Fragrance Far From Home: Flowers from Africa

The first bloom of 'Lucky Star' came in July.
Don't you love surprises? I had a great surprise this month when Gladiolus 'Lucky Star' bloomed for the second time this season! It's good that I left the stem after cutting the first bloom that emerged from the stalk, because that's where the second flower stem came from.

I'd ordered three bulbs from Old House Gardens in Ann Arbor, MI, and learned that 'Lucky Star' is one of the rarest in their stable of heirloom bulbs. This particular Gladiolus was hybridized by Joan Wright of New Zealand and introduced in 1963.

This hybrid of the African Gladiolus murielae is fragrant in the evening. Also, I learned that if the bulb (more correctly a corm in the case of glads) is large enough, it will send up a second bloom.
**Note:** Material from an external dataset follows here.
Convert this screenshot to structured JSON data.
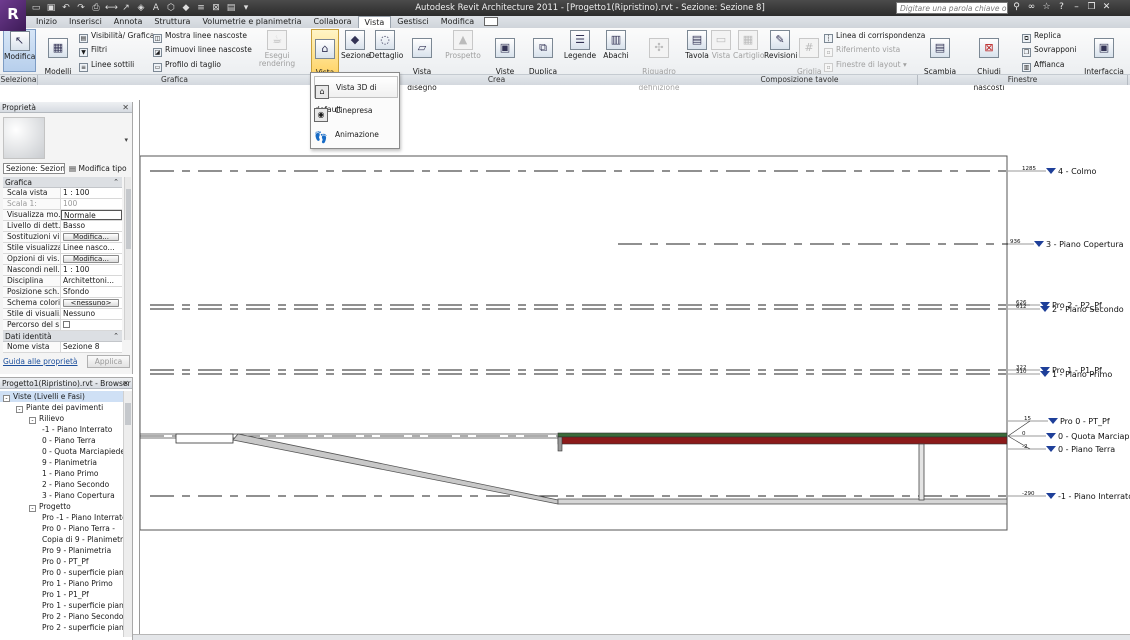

From now on, once I cut off the first bloom of a gladiolus, I'll continue watering and feeding it, just in case.

Tulbaghia, AKA sweet garlic about to open.
The fact that 'Lucky Star' produced a second spike of flowers also speaks highly of Old House Gardens, which might offer it again next year, depending on the harvest. I sure hope so. I'd like to buy more next spring.

Another bulb from Africa that I've grown since last year is Tulbaghia simmerli, or South African Mauve Onion. I purchased just one bulb from Glasshouse Works last spring, and it sent up one or two blooms throughout the summer.

I'd planted the bulb February 2016 in a small pot with very well-drained soil. In May, I repotted it into a 10-inch diameter clay pot, which I stored in the garage through the winter.

Tulbaghia sits in a saucer of water.
The first surprise was that it lived. The second surprise was how quickly it multiplied this year, and the final surprise came in August when I saw how much water it requires. This is because its pot is jam-packed with roots because the one bulb has increased to at least a dozen and they're thirsty little devils.

The flower of this species is said to be fragrant. The leaves are fragrant, too, but smell like garlic. Another of its common names, in fact, is Sweet Garlic.

According to the Pacific Bulb Society, Tulbaghia simmleri typically blooms in late summer through fall in the Northern Hemisphere.

As I had last year, I'll be sure to give this plant a warmish winter home where temperatures don't go below around 40 degrees F. I think I'll have better luck knocking the bulbs out of the pot and dividing them next spring. They apparently like it on the crowded side to promote bloom, and that's what they're getting until they go dormant when I bring them inside before the first frost.
This bouquet includes both the Tulbaghia and the Gladiolus 'Lucky Star'.

1 comment: